** WORK ORDER **
Search the material for the string "JSON", then show every line where it turns up.

** SUPPLIED DATA **
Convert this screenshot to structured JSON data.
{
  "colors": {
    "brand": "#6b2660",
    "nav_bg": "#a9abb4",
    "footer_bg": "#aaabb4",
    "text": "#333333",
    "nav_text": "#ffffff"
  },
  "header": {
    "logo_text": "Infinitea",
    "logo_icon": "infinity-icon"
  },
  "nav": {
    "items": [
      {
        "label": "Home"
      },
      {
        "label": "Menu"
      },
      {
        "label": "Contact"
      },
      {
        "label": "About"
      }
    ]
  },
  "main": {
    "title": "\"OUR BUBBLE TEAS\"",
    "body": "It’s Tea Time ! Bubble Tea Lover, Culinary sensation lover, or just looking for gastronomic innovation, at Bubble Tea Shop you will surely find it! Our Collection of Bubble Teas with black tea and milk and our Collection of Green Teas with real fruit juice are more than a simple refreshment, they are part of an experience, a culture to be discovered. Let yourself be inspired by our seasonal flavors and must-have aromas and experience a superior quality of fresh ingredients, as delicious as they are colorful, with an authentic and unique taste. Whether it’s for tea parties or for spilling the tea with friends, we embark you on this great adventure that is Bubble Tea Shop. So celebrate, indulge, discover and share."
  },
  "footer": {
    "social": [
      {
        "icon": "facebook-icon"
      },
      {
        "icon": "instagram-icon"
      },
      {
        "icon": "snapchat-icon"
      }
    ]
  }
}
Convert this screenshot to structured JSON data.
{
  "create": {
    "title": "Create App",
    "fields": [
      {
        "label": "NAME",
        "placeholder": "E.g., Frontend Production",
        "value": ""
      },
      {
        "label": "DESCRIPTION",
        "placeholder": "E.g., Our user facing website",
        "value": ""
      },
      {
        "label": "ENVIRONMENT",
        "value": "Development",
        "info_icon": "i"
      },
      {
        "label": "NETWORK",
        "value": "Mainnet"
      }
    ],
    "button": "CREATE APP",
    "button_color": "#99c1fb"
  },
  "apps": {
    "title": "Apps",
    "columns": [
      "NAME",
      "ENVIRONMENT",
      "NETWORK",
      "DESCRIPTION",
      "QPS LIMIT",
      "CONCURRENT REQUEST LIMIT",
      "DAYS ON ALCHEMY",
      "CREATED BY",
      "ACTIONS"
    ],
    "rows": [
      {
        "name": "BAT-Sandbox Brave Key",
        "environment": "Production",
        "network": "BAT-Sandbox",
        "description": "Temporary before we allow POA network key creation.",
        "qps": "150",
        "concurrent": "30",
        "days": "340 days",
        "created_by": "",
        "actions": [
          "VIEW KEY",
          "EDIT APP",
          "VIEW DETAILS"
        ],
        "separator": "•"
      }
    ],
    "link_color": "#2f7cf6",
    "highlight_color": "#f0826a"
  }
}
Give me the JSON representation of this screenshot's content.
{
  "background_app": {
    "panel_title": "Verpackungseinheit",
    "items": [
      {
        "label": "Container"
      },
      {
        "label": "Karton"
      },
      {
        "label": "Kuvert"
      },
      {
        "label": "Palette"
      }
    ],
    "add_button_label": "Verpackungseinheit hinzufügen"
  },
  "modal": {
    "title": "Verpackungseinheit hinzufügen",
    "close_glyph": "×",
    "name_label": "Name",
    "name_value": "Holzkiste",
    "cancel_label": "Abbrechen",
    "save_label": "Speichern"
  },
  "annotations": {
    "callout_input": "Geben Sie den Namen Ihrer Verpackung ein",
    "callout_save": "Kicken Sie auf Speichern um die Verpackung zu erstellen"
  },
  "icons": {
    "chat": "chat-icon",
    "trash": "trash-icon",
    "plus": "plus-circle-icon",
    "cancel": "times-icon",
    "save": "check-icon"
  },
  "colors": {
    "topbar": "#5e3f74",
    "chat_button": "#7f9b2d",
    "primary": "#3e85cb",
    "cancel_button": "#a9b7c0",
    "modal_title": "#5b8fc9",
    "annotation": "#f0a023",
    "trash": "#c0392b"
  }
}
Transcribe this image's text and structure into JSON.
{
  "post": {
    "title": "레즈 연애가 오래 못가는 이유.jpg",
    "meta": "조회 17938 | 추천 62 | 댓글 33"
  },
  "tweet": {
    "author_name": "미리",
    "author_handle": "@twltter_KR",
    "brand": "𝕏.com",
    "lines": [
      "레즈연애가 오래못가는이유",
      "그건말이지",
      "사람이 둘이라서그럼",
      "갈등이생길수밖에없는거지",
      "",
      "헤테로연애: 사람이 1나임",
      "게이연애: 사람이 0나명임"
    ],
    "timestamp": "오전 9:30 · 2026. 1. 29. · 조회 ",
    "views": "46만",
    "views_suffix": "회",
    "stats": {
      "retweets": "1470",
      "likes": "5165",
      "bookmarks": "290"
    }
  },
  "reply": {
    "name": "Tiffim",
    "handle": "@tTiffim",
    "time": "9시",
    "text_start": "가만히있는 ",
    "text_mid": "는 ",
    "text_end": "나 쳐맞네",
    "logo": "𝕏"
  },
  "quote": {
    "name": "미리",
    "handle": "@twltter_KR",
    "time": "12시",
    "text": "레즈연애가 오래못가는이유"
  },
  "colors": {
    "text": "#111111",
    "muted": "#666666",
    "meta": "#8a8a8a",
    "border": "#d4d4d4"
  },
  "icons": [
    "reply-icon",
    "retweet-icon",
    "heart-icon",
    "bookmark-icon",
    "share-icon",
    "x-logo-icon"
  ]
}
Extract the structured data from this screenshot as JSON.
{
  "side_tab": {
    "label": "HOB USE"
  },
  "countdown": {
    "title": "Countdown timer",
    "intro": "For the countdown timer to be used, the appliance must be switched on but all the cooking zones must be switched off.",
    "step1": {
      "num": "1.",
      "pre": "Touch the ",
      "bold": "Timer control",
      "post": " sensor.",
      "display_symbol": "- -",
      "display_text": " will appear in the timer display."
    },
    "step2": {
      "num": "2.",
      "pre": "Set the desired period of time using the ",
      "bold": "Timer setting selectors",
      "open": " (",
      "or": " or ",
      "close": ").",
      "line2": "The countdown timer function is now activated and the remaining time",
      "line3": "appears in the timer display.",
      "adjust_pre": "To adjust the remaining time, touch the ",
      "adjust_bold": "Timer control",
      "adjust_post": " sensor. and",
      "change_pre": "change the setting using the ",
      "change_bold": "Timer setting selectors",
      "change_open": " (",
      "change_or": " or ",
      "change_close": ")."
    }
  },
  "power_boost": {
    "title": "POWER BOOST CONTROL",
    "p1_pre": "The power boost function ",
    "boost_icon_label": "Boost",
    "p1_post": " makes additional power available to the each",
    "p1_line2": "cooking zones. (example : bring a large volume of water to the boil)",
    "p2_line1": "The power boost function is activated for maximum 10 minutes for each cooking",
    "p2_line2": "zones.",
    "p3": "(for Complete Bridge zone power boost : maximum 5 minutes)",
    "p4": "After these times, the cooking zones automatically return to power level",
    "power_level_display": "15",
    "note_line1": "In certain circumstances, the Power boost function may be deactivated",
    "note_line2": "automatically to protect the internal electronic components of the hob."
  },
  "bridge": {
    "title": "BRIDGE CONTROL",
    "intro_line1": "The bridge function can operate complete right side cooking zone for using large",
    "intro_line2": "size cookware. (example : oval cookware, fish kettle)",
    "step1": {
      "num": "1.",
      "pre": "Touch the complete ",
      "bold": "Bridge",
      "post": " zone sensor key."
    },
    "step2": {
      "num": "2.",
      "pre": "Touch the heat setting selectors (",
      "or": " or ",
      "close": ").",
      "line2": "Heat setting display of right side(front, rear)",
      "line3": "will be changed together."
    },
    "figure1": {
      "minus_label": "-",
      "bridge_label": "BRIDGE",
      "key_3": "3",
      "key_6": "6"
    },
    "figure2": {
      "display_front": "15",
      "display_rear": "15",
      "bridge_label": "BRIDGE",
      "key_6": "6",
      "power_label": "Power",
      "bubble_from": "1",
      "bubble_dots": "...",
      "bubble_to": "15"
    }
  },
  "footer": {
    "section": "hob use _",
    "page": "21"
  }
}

** SOLUTION FOR THIS TASK **
Convert this screenshot to structured JSON data.
Convert this screenshot to structured JSON data.
Give me the JSON representation of this screenshot's content.
Transcribe this image's text and structure into JSON.
Extract the structured data from this screenshot as JSON.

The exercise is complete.